## THE PROBLEM
Copy out each line of the data that holds the word "Manage".

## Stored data
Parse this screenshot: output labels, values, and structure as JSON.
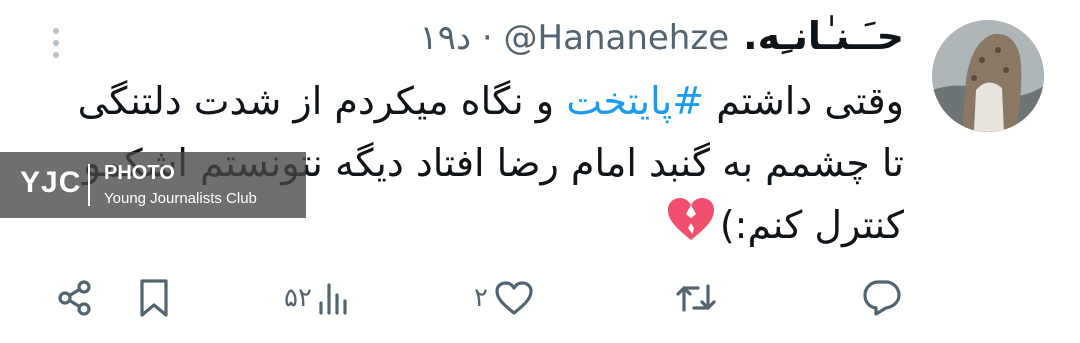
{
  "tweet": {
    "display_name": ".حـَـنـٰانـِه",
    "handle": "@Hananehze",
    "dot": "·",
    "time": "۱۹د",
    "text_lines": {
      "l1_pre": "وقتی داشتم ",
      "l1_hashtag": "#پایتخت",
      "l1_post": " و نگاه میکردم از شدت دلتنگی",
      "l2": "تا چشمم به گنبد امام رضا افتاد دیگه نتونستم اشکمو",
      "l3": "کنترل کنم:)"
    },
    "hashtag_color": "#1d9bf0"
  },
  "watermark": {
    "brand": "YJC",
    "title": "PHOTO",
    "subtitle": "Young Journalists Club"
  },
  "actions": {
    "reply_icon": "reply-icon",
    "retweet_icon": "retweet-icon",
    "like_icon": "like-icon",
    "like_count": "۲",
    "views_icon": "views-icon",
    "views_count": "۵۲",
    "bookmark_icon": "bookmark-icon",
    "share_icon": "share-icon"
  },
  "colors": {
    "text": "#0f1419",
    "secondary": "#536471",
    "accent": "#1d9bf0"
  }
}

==

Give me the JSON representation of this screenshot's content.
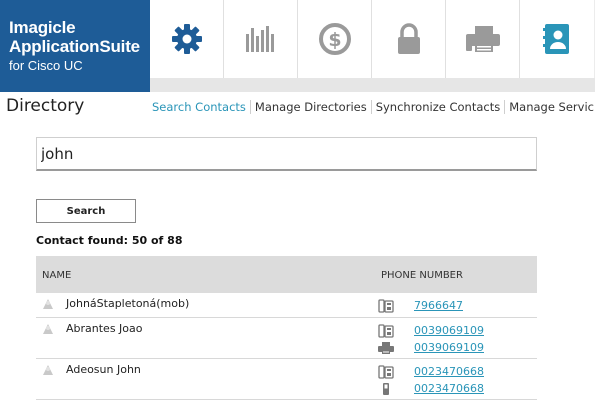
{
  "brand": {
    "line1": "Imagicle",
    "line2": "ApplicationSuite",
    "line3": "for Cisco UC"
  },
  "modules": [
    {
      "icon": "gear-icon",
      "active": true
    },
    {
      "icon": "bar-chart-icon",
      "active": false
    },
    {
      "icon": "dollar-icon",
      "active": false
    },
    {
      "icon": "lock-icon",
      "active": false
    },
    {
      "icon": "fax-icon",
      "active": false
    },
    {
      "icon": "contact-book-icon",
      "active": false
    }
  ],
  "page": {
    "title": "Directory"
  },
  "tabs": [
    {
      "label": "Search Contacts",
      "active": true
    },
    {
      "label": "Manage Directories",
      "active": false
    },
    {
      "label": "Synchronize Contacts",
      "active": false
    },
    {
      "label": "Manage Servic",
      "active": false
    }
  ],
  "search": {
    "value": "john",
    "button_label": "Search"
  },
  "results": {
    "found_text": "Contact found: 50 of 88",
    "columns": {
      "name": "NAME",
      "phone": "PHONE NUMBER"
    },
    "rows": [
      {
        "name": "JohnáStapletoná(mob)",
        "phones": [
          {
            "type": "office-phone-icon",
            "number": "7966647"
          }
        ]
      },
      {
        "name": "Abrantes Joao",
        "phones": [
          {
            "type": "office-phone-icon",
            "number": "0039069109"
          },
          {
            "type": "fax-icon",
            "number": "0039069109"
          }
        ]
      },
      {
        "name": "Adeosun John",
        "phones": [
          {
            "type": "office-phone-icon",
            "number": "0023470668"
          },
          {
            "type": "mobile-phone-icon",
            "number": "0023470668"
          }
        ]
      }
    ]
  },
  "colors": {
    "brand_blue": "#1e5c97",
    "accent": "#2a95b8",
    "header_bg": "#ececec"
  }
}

## ANSWER TO THE EXERCISE
      "label": "Manage Directories",
      "label": "Manage Servic",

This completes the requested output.